▶ [Work required] Can you find the lines of the listing that include "نیاز" and copy every one?

▬▬▬

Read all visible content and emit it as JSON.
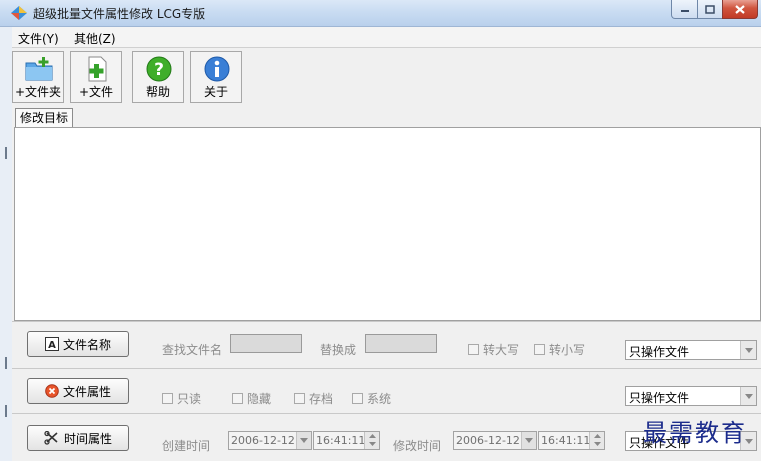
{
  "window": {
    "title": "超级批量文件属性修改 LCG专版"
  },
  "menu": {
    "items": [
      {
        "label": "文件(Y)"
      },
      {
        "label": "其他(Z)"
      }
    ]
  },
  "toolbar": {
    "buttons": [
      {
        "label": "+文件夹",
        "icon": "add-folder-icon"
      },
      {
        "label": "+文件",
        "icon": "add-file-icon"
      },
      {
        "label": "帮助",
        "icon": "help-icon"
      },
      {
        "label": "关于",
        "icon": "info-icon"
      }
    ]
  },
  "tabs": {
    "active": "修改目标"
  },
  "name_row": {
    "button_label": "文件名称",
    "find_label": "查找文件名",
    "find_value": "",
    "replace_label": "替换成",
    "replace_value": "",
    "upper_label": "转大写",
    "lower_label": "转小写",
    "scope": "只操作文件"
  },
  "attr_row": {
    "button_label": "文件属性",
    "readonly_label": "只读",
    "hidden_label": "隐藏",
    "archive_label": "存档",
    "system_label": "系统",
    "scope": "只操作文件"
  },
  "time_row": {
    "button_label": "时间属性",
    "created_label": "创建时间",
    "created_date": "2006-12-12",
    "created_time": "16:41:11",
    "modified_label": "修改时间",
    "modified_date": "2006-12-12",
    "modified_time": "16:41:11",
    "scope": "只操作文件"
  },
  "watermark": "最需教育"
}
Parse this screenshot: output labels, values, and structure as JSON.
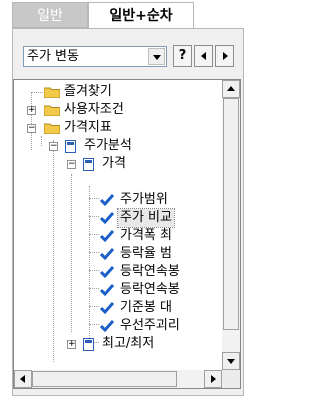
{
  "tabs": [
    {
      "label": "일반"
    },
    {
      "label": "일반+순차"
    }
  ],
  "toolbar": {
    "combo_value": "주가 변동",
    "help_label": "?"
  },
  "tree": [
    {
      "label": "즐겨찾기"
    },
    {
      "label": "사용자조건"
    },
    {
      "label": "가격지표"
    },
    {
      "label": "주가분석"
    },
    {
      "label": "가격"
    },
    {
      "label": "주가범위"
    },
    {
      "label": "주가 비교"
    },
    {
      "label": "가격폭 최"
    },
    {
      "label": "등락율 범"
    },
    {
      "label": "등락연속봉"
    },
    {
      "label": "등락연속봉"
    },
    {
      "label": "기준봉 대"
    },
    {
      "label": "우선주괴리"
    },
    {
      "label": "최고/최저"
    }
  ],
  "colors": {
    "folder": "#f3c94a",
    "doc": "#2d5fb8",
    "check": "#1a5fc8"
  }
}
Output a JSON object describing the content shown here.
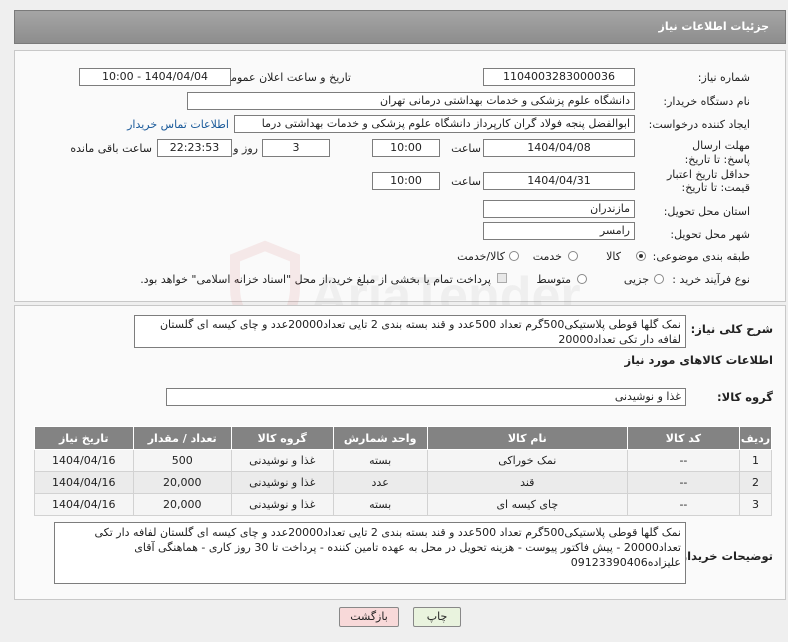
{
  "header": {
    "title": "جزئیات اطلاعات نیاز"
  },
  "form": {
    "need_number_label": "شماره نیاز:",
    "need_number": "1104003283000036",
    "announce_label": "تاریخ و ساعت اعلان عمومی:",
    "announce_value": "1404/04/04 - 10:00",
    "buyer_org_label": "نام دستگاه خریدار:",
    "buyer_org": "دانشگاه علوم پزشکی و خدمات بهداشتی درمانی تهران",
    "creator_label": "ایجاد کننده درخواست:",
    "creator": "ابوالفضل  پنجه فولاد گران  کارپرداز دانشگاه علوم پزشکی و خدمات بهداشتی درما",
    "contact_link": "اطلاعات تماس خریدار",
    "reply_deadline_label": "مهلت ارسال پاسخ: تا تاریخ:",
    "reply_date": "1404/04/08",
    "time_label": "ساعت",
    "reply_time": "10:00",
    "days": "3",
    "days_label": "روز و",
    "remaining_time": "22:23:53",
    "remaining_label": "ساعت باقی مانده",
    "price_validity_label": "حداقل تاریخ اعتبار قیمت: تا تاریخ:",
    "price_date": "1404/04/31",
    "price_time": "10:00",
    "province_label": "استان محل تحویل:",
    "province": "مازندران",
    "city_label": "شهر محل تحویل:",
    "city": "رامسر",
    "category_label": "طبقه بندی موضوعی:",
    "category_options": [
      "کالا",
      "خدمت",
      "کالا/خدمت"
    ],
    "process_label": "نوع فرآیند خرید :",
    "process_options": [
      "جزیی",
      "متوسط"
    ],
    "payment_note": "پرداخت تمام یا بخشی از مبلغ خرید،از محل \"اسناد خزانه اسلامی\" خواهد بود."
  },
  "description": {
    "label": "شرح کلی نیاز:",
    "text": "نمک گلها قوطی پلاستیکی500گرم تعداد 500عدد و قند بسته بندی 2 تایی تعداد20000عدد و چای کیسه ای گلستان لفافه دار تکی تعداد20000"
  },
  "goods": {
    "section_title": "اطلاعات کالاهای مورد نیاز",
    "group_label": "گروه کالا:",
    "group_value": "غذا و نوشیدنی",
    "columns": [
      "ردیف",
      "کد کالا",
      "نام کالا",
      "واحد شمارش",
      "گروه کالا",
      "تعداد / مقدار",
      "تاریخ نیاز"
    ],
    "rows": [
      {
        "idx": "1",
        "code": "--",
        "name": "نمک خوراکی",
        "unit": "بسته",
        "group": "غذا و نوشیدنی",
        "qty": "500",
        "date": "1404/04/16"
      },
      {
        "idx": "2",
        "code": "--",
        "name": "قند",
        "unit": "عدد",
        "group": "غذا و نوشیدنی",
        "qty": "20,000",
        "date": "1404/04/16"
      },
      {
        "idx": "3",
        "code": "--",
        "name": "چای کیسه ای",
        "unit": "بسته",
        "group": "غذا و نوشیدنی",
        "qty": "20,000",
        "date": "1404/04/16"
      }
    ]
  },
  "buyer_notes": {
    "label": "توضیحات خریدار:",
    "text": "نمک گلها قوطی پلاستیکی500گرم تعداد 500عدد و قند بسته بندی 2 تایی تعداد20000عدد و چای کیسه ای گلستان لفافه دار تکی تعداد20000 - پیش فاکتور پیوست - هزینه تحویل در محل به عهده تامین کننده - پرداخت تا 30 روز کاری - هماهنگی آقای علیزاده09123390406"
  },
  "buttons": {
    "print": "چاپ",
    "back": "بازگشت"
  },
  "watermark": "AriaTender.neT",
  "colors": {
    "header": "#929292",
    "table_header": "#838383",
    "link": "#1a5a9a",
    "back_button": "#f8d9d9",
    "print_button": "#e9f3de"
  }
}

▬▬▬

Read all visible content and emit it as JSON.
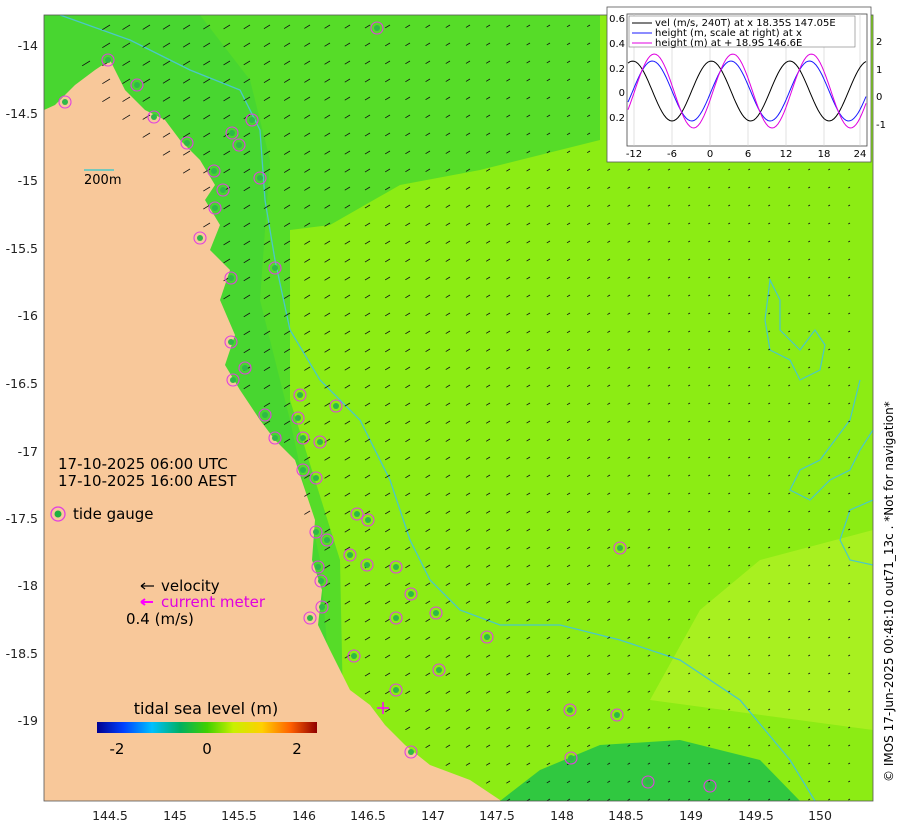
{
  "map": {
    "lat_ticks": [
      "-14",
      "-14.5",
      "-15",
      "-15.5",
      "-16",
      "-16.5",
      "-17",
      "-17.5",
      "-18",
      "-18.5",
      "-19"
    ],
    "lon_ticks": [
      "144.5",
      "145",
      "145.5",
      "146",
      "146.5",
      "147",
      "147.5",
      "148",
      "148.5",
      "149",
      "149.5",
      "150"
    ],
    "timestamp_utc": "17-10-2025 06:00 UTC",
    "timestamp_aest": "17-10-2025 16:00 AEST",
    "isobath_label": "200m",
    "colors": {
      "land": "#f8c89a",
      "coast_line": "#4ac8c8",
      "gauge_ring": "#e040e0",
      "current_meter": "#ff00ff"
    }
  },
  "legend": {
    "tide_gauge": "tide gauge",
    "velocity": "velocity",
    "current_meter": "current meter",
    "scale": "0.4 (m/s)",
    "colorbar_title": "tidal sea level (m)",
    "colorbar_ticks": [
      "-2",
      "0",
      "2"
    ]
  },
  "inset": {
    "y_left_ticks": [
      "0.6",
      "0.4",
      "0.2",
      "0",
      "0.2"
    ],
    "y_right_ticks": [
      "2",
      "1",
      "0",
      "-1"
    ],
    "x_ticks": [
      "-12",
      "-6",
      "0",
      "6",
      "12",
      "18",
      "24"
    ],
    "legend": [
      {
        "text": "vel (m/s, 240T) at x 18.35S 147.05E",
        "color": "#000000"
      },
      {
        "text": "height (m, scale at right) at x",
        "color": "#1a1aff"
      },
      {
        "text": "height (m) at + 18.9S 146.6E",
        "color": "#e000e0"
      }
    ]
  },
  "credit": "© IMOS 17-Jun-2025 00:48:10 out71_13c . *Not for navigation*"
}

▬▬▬

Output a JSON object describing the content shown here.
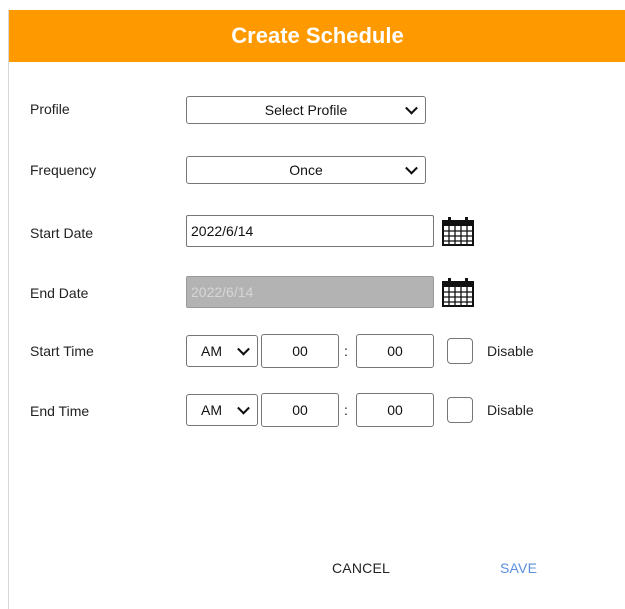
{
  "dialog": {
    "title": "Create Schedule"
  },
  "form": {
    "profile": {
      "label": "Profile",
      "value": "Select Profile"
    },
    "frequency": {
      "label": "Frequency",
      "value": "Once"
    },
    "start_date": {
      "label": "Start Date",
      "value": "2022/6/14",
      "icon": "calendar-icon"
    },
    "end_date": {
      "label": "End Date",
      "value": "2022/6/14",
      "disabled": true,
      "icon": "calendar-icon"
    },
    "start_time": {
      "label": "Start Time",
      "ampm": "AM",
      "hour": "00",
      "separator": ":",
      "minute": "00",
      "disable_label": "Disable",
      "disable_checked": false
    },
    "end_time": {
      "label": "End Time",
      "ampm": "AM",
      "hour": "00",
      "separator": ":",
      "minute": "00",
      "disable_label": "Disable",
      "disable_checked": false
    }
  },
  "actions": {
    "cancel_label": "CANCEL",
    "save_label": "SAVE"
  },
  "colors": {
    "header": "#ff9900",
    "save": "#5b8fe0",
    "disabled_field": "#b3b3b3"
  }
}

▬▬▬

▶ [Task result]
    "title": "جزئیات اطلاعات نیاز"
    "need_number_label": "شماره نیاز:",
    "label": "شرح کلی نیاز:",
    "section_title": "اطلاعات کالاهای مورد نیاز",
      "تاریخ نیاز"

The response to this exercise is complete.